Exercise aim: Count the lines in the records beneath this task that contain the string "accent", then give the count by itself.
-=-=-=-=-
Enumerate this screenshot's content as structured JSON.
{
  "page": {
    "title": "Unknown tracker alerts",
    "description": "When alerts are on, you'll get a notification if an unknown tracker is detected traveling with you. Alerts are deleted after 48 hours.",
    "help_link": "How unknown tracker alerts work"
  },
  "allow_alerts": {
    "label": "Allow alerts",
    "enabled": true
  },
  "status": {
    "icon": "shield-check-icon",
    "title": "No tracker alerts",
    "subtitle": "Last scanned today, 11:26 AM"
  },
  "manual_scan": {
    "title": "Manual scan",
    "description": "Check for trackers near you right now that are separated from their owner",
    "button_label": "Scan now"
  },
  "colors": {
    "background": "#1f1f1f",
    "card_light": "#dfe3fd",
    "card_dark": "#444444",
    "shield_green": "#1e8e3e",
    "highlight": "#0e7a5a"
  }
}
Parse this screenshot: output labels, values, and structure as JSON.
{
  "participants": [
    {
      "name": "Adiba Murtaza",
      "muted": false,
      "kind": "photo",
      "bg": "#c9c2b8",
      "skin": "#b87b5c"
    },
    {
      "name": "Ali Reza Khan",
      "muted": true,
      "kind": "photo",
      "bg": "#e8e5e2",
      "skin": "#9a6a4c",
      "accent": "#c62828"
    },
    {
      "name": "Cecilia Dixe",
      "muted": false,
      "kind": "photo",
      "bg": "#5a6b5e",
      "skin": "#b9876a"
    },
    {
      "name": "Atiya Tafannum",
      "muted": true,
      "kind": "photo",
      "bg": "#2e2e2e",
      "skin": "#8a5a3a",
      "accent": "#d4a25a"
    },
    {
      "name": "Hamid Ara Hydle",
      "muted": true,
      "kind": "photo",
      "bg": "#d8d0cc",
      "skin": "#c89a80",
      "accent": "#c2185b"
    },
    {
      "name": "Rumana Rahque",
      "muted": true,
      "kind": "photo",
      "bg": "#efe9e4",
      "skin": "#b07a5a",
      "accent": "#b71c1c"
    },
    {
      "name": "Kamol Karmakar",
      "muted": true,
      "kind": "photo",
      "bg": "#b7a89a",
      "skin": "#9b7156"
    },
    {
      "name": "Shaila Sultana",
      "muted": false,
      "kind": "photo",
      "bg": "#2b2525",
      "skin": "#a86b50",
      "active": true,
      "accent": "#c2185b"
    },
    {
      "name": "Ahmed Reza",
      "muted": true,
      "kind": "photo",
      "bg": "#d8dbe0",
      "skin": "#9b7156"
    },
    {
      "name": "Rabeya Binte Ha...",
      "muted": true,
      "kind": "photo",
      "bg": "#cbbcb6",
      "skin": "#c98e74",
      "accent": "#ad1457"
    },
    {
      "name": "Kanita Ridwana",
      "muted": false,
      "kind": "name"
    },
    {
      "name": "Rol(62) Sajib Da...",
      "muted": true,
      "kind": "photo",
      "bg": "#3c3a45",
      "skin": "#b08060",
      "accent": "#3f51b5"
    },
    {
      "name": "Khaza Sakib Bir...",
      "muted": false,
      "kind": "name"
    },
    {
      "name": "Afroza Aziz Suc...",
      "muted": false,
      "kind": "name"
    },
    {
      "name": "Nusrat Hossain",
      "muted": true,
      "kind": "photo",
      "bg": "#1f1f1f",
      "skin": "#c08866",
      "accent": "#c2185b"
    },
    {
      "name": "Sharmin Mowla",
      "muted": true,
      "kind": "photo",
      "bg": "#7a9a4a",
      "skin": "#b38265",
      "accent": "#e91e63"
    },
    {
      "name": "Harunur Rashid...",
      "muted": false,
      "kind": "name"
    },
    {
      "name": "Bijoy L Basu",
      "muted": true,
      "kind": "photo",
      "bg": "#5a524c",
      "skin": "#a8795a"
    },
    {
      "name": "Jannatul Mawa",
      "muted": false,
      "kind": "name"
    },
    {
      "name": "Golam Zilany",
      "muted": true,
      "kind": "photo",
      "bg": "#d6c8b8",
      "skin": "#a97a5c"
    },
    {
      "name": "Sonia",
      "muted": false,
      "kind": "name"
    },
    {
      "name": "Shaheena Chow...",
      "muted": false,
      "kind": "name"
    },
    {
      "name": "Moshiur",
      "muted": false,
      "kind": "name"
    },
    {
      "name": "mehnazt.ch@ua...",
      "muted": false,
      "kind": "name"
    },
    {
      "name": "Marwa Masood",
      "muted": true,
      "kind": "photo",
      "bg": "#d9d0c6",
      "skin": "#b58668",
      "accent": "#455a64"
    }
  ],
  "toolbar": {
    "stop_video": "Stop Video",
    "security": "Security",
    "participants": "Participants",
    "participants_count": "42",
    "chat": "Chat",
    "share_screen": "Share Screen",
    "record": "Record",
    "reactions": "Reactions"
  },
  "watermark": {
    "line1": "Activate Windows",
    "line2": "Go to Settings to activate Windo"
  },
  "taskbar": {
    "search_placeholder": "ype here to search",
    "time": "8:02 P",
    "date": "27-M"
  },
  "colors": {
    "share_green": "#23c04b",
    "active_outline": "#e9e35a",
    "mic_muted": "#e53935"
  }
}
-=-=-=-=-
Solution for this problem: 10